Caracas, Venezuela, July 20, 2006—Shortly before his departure on a seven country international tour, Venezuela’s President Chavez denounced Israel’s bombing of Lebanon, discussed south-south cooperation, and emphasized the need for a multi-polar world. He spoke at Maquetía (Caracas) International Airport before boarding a plane to Argentina, which will be only the first stop of his international tour.
Foremost on his mind was the current crisis in the Middle East. He criticized Israel’s actions, the responses of many other nations and the media’s coverage of the events,
“They are bombing entire cities, it is a true genocide. Where will this madness end? God only knows! It extends from Iraq to Lebanon and Palestine. Let’s hope it doesn’t spread further.”
“The most virulent, loud, and high-handed critics of North Korea are the same ones that, in view of Israeli aggression against innocent men, women and children, say nothing.”
He also addressed the media’s use of language in their reporting of Israel’s attacks on Lebanon and Palestine, singling out CNN for special treatment, CNN doesn’t “speak of invasion, they don’t speak of aggression, they don’t speak of any of that, [they speak of] the conflict, and the Isreali army against the terrorists.”

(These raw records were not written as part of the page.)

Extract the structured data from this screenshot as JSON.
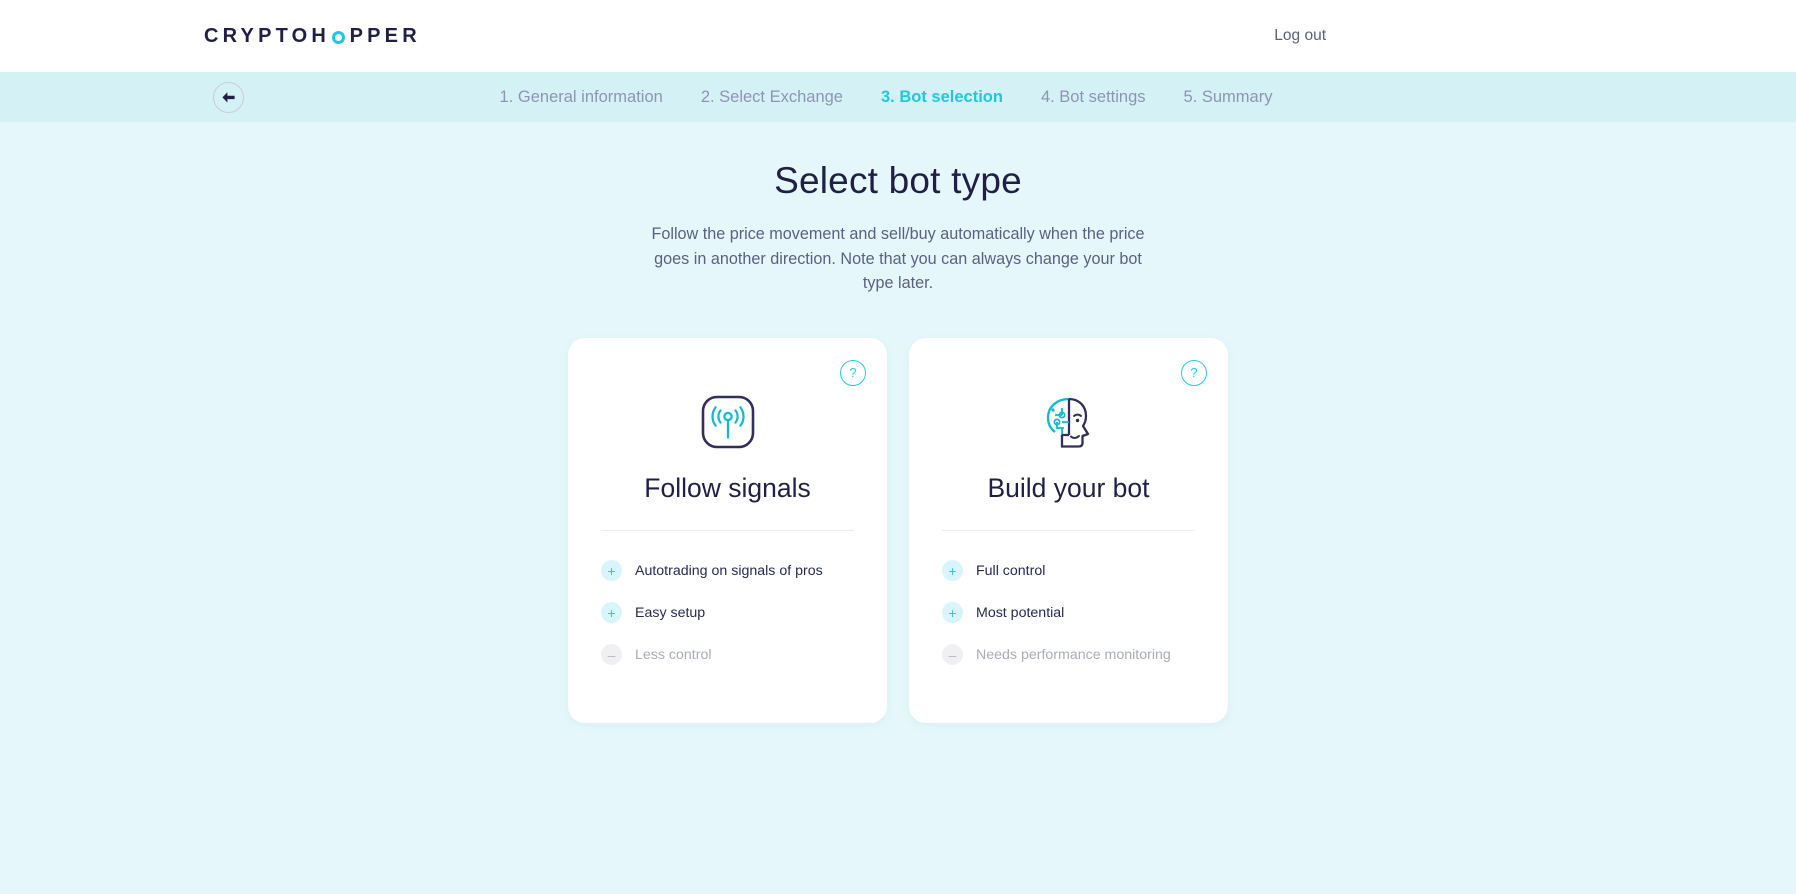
{
  "header": {
    "logo_text_1": "CRYPTOH",
    "logo_text_2": "PPER",
    "logo_ring_icon": "ring-o-icon",
    "logout_label": "Log out"
  },
  "stepnav": {
    "back_icon": "arrow-left-icon",
    "steps": [
      {
        "label": "1. General information",
        "active": false
      },
      {
        "label": "2. Select Exchange",
        "active": false
      },
      {
        "label": "3. Bot selection",
        "active": true
      },
      {
        "label": "4. Bot settings",
        "active": false
      },
      {
        "label": "5. Summary",
        "active": false
      }
    ]
  },
  "main": {
    "title": "Select bot type",
    "description": "Follow the price movement and sell/buy automatically when the price goes in another direction. Note that you can always change your bot type later.",
    "cards": [
      {
        "title": "Follow signals",
        "icon": "signal-broadcast-icon",
        "help_label": "?",
        "features": [
          {
            "sign": "+",
            "text": "Autotrading on signals of pros",
            "positive": true
          },
          {
            "sign": "+",
            "text": "Easy setup",
            "positive": true
          },
          {
            "sign": "–",
            "text": "Less control",
            "positive": false
          }
        ]
      },
      {
        "title": "Build your bot",
        "icon": "ai-head-circuit-icon",
        "help_label": "?",
        "features": [
          {
            "sign": "+",
            "text": "Full control",
            "positive": true
          },
          {
            "sign": "+",
            "text": "Most potential",
            "positive": true
          },
          {
            "sign": "–",
            "text": "Needs performance monitoring",
            "positive": false
          }
        ]
      }
    ]
  },
  "colors": {
    "accent_teal": "#1fc8de",
    "navy": "#201f45",
    "page_bg": "#e5f7fb",
    "nav_bg": "#d4f1f6",
    "muted": "#8e94b4"
  }
}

Chávez has long been a vocal proponent of the sanctity of national sovereignty and a fierce critic of US foreign policy which he brands simply as imperialism. His government has criticized CNN in the past and has created a cable TV channel named Telesur which offers an alternative for Latin American viewers to the “North American-centric” CNN in Spanish.
In a direct swipe at the US, their recent veto of a UN resolution that demanded a halt to Israel’s offensive in Gaza came into the firing line. From there, he glided smoothly on to the subject of his government’s campaign to win a seat as a non-permanent member of the UN Security Council.
“They have stabbed the Middle East peace process in the heart, and we see a security council blocked by the power of the veto, that of the government of the United States especially.”
If Venezuela could occupy a seat on the council he said he hoped they would be able to, “Contribute modestly towards the battle to free the world from the imperialist threat”.
Unsurprisingly, the US government is strongly opposed to Venezuela’s campaign for the seat and is campaigning hard for Guatemala to take the one to be vacated by Argentina later this year. Guatemala is seen as a government that will not cause trouble for the US, unlike Venezuela.
Chávez praised Russia, though, and he mourned the death of the old Soviet Union. In the view of Chávez it seems Russia should be a regional power in a multi-polar world and he wants Venezuela to develop strong economic ties with her. “Let’s see what a great scientific and technological contribution Russia is going to give us with the installation of the munitions factory, the armament factory, because it’s not only the armament, the product, it is the processes applied to many other fields,” said Chavez.
His time in Argentina will be spent at a Mercosur Summit, the first for Venezuela since becoming a full member earlier this month. He reiterated his desire for a more “social” Mercosur.
After Argentina he will head to Belarus, Russia, Qatar, Iran, Vietnam, and Mali.
There have been some complaints that he should be staying at home as there are enough problems to solve in Venezuela. A number of residents of Coche, in the south of Caracas, where there have been more than five gangland murders since the weekend, say he should be sorting out the problem of insecurity in their area.
Elsewhere on the domestic front Chávez announced that National Assembly Deputy Francisco Ameliach would be managing the upcoming presidential election campaign. Ameliach will leave his post as Deputy during that period.